» **TASK GOAL**:
Keep the images out while you retype all of the data exactly.

» **SOURCE DATA**:
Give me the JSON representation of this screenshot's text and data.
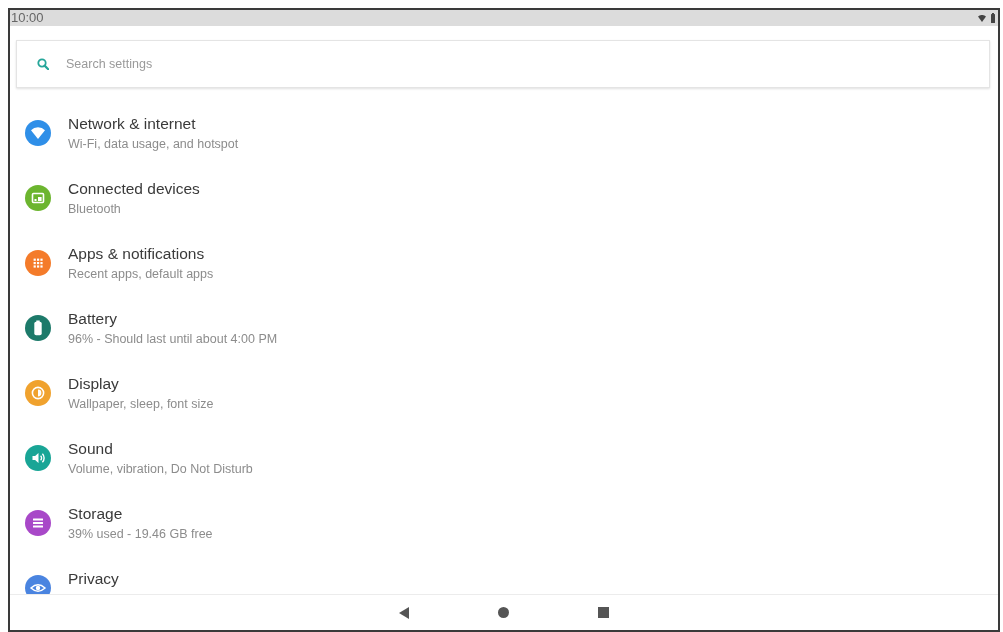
{
  "status_bar": {
    "time": "10:00"
  },
  "search": {
    "placeholder": "Search settings"
  },
  "settings": [
    {
      "title": "Network & internet",
      "subtitle": "Wi-Fi, data usage, and hotspot",
      "color": "#2f8fe8"
    },
    {
      "title": "Connected devices",
      "subtitle": "Bluetooth",
      "color": "#6cb52f"
    },
    {
      "title": "Apps & notifications",
      "subtitle": "Recent apps, default apps",
      "color": "#f47b2a"
    },
    {
      "title": "Battery",
      "subtitle": "96% - Should last until about 4:00 PM",
      "color": "#1d7a6a"
    },
    {
      "title": "Display",
      "subtitle": "Wallpaper, sleep, font size",
      "color": "#f0a22e"
    },
    {
      "title": "Sound",
      "subtitle": "Volume, vibration, Do Not Disturb",
      "color": "#19a596"
    },
    {
      "title": "Storage",
      "subtitle": "39% used - 19.46 GB free",
      "color": "#a848c8"
    },
    {
      "title": "Privacy",
      "color": "#4a84e0"
    }
  ]
}
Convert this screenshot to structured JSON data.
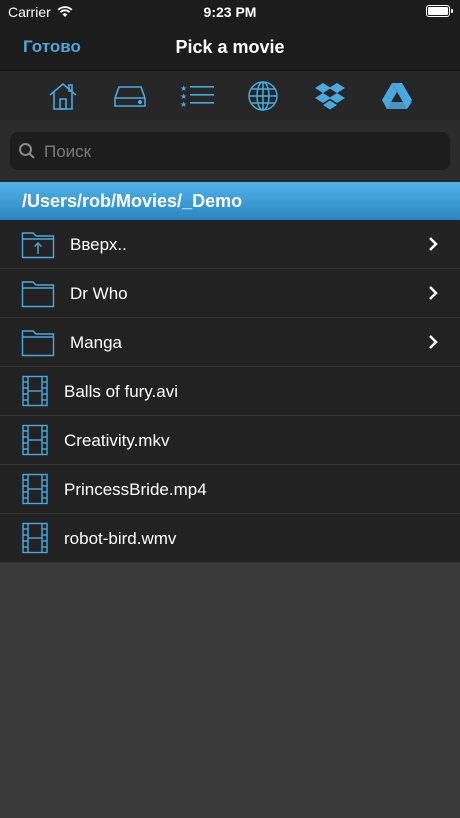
{
  "status_bar": {
    "carrier": "Carrier",
    "time": "9:23 PM"
  },
  "nav": {
    "done_label": "Готово",
    "title": "Pick a movie"
  },
  "toolbar": {
    "icons": [
      "home-icon",
      "drive-icon",
      "favorites-list-icon",
      "globe-icon",
      "dropbox-icon",
      "google-drive-icon"
    ]
  },
  "search": {
    "placeholder": "Поиск",
    "value": ""
  },
  "path": "/Users/rob/Movies/_Demo",
  "folders": [
    {
      "label": "Вверх..",
      "icon": "folder-up-icon"
    },
    {
      "label": "Dr Who",
      "icon": "folder-icon"
    },
    {
      "label": "Manga",
      "icon": "folder-icon"
    }
  ],
  "files": [
    {
      "label": "Balls of fury.avi",
      "icon": "film-icon"
    },
    {
      "label": "Creativity.mkv",
      "icon": "film-icon"
    },
    {
      "label": "PrincessBride.mp4",
      "icon": "film-icon"
    },
    {
      "label": "robot-bird.wmv",
      "icon": "film-icon"
    }
  ],
  "colors": {
    "accent": "#4aa8e0",
    "path_bar": "#3a9ed6",
    "row_bg": "#222222",
    "background": "#3a3a3a"
  }
}
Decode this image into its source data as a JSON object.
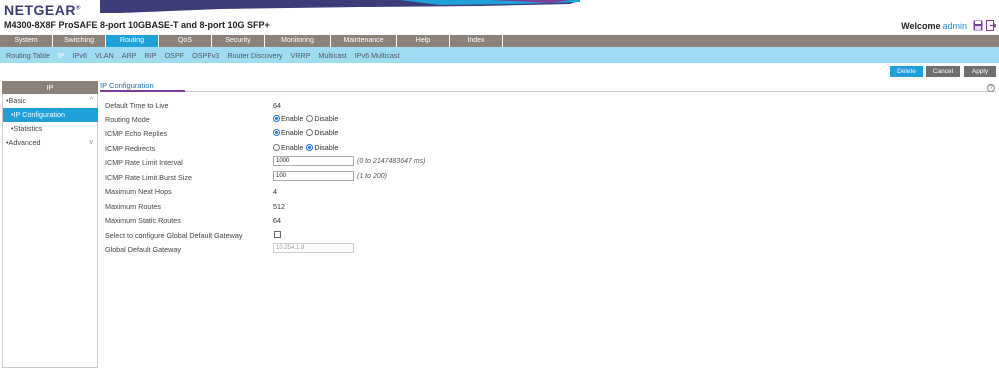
{
  "header": {
    "logo": "NETGEAR",
    "logo_mark": "®",
    "model": "M4300-8X8F ProSAFE 8-port 10GBASE-T and 8-port 10G SFP+",
    "welcome_label": "Welcome",
    "user": "admin",
    "brand_color": "#3c3c78"
  },
  "main_nav": {
    "tabs": [
      {
        "label": "System"
      },
      {
        "label": "Switching"
      },
      {
        "label": "Routing",
        "active": true
      },
      {
        "label": "QoS"
      },
      {
        "label": "Security"
      },
      {
        "label": "Monitoring"
      },
      {
        "label": "Maintenance"
      },
      {
        "label": "Help"
      },
      {
        "label": "Index"
      }
    ],
    "bg_color": "#8c8178",
    "active_color": "#1ea0d8"
  },
  "sub_nav": {
    "items": [
      {
        "label": "Routing Table"
      },
      {
        "label": "IP",
        "active": true
      },
      {
        "label": "IPv6"
      },
      {
        "label": "VLAN"
      },
      {
        "label": "ARP"
      },
      {
        "label": "RIP"
      },
      {
        "label": "OSPF"
      },
      {
        "label": "OSPFv3"
      },
      {
        "label": "Router Discovery"
      },
      {
        "label": "VRRP"
      },
      {
        "label": "Multicast"
      },
      {
        "label": "IPv6 Multicast"
      }
    ],
    "bg_color": "#9fdcf1"
  },
  "actions": {
    "delete": "Delete",
    "cancel": "Cancel",
    "apply": "Apply"
  },
  "sidebar": {
    "title": "IP",
    "items": [
      {
        "label": "Basic",
        "bullet": "•",
        "chevron": "^"
      },
      {
        "label": "IP Configuration",
        "bullet": "•",
        "active": true
      },
      {
        "label": "Statistics",
        "bullet": "•"
      },
      {
        "label": "Advanced",
        "bullet": "•",
        "chevron": "v"
      }
    ]
  },
  "content": {
    "section_title": "IP Configuration",
    "help": "?",
    "fields": {
      "ttl": {
        "label": "Default Time to Live",
        "value": "64"
      },
      "routing_mode": {
        "label": "Routing Mode",
        "enable": "Enable",
        "disable": "Disable",
        "selected": "Enable"
      },
      "icmp_echo": {
        "label": "ICMP Echo Replies",
        "enable": "Enable",
        "disable": "Disable",
        "selected": "Enable"
      },
      "icmp_redirects": {
        "label": "ICMP Redirects",
        "enable": "Enable",
        "disable": "Disable",
        "selected": "Disable"
      },
      "rate_interval": {
        "label": "ICMP Rate Limit Interval",
        "value": "1000",
        "hint": "(0 to 2147483647 ms)"
      },
      "burst_size": {
        "label": "ICMP Rate Limit Burst Size",
        "value": "100",
        "hint": "(1 to 200)"
      },
      "next_hops": {
        "label": "Maximum Next Hops",
        "value": "4"
      },
      "max_routes": {
        "label": "Maximum Routes",
        "value": "512"
      },
      "max_static": {
        "label": "Maximum Static Routes",
        "value": "64"
      },
      "gw_select": {
        "label": "Select to configure Global Default Gateway",
        "checked": false
      },
      "gw": {
        "label": "Global Default Gateway",
        "value": "10.254.1.9"
      }
    }
  }
}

» **OUTPUT OF THE TASK**:
Give me the JSON representation of this screenshot's text and data.
{
  "status_bar": {
    "time": "10:00"
  },
  "search": {
    "placeholder": "Search settings"
  },
  "settings": [
    {
      "title": "Network & internet",
      "subtitle": "Wi-Fi, data usage, and hotspot",
      "color": "#2f8fe8"
    },
    {
      "title": "Connected devices",
      "subtitle": "Bluetooth",
      "color": "#6cb52f"
    },
    {
      "title": "Apps & notifications",
      "subtitle": "Recent apps, default apps",
      "color": "#f47b2a"
    },
    {
      "title": "Battery",
      "subtitle": "96% - Should last until about 4:00 PM",
      "color": "#1d7a6a"
    },
    {
      "title": "Display",
      "subtitle": "Wallpaper, sleep, font size",
      "color": "#f0a22e"
    },
    {
      "title": "Sound",
      "subtitle": "Volume, vibration, Do Not Disturb",
      "color": "#19a596"
    },
    {
      "title": "Storage",
      "subtitle": "39% used - 19.46 GB free",
      "color": "#a848c8"
    },
    {
      "title": "Privacy",
      "color": "#4a84e0"
    }
  ]
}
Convert this screenshot to structured JSON data.
{
  "status_bar": {
    "carrier": "Carrier",
    "time": "9:23 PM"
  },
  "nav": {
    "done_label": "Готово",
    "title": "Pick a movie"
  },
  "toolbar": {
    "icons": [
      "home-icon",
      "drive-icon",
      "favorites-list-icon",
      "globe-icon",
      "dropbox-icon",
      "google-drive-icon"
    ]
  },
  "search": {
    "placeholder": "Поиск",
    "value": ""
  },
  "path": "/Users/rob/Movies/_Demo",
  "folders": [
    {
      "label": "Вверх..",
      "icon": "folder-up-icon"
    },
    {
      "label": "Dr Who",
      "icon": "folder-icon"
    },
    {
      "label": "Manga",
      "icon": "folder-icon"
    }
  ],
  "files": [
    {
      "label": "Balls of fury.avi",
      "icon": "film-icon"
    },
    {
      "label": "Creativity.mkv",
      "icon": "film-icon"
    },
    {
      "label": "PrincessBride.mp4",
      "icon": "film-icon"
    },
    {
      "label": "robot-bird.wmv",
      "icon": "film-icon"
    }
  ],
  "colors": {
    "accent": "#4aa8e0",
    "path_bar": "#3a9ed6",
    "row_bg": "#222222",
    "background": "#3a3a3a"
  }
}
Decode this image into its source data as a JSON object.
{
  "header": {
    "logo": "NETGEAR",
    "logo_mark": "®",
    "model": "M4300-8X8F ProSAFE 8-port 10GBASE-T and 8-port 10G SFP+",
    "welcome_label": "Welcome",
    "user": "admin",
    "brand_color": "#3c3c78"
  },
  "main_nav": {
    "tabs": [
      {
        "label": "System"
      },
      {
        "label": "Switching"
      },
      {
        "label": "Routing",
        "active": true
      },
      {
        "label": "QoS"
      },
      {
        "label": "Security"
      },
      {
        "label": "Monitoring"
      },
      {
        "label": "Maintenance"
      },
      {
        "label": "Help"
      },
      {
        "label": "Index"
      }
    ],
    "bg_color": "#8c8178",
    "active_color": "#1ea0d8"
  },
  "sub_nav": {
    "items": [
      {
        "label": "Routing Table"
      },
      {
        "label": "IP",
        "active": true
      },
      {
        "label": "IPv6"
      },
      {
        "label": "VLAN"
      },
      {
        "label": "ARP"
      },
      {
        "label": "RIP"
      },
      {
        "label": "OSPF"
      },
      {
        "label": "OSPFv3"
      },
      {
        "label": "Router Discovery"
      },
      {
        "label": "VRRP"
      },
      {
        "label": "Multicast"
      },
      {
        "label": "IPv6 Multicast"
      }
    ],
    "bg_color": "#9fdcf1"
  },
  "actions": {
    "delete": "Delete",
    "cancel": "Cancel",
    "apply": "Apply"
  },
  "sidebar": {
    "title": "IP",
    "items": [
      {
        "label": "Basic",
        "bullet": "•",
        "chevron": "^"
      },
      {
        "label": "IP Configuration",
        "bullet": "•",
        "active": true
      },
      {
        "label": "Statistics",
        "bullet": "•"
      },
      {
        "label": "Advanced",
        "bullet": "•",
        "chevron": "v"
      }
    ]
  },
  "content": {
    "section_title": "IP Configuration",
    "help": "?",
    "fields": {
      "ttl": {
        "label": "Default Time to Live",
        "value": "64"
      },
      "routing_mode": {
        "label": "Routing Mode",
        "enable": "Enable",
        "disable": "Disable",
        "selected": "Enable"
      },
      "icmp_echo": {
        "label": "ICMP Echo Replies",
        "enable": "Enable",
        "disable": "Disable",
        "selected": "Enable"
      },
      "icmp_redirects": {
        "label": "ICMP Redirects",
        "enable": "Enable",
        "disable": "Disable",
        "selected": "Disable"
      },
      "rate_interval": {
        "label": "ICMP Rate Limit Interval",
        "value": "1000",
        "hint": "(0 to 2147483647 ms)"
      },
      "burst_size": {
        "label": "ICMP Rate Limit Burst Size",
        "value": "100",
        "hint": "(1 to 200)"
      },
      "next_hops": {
        "label": "Maximum Next Hops",
        "value": "4"
      },
      "max_routes": {
        "label": "Maximum Routes",
        "value": "512"
      },
      "max_static": {
        "label": "Maximum Static Routes",
        "value": "64"
      },
      "gw_select": {
        "label": "Select to configure Global Default Gateway",
        "checked": false
      },
      "gw": {
        "label": "Global Default Gateway",
        "value": "10.254.1.9"
      }
    }
  }
}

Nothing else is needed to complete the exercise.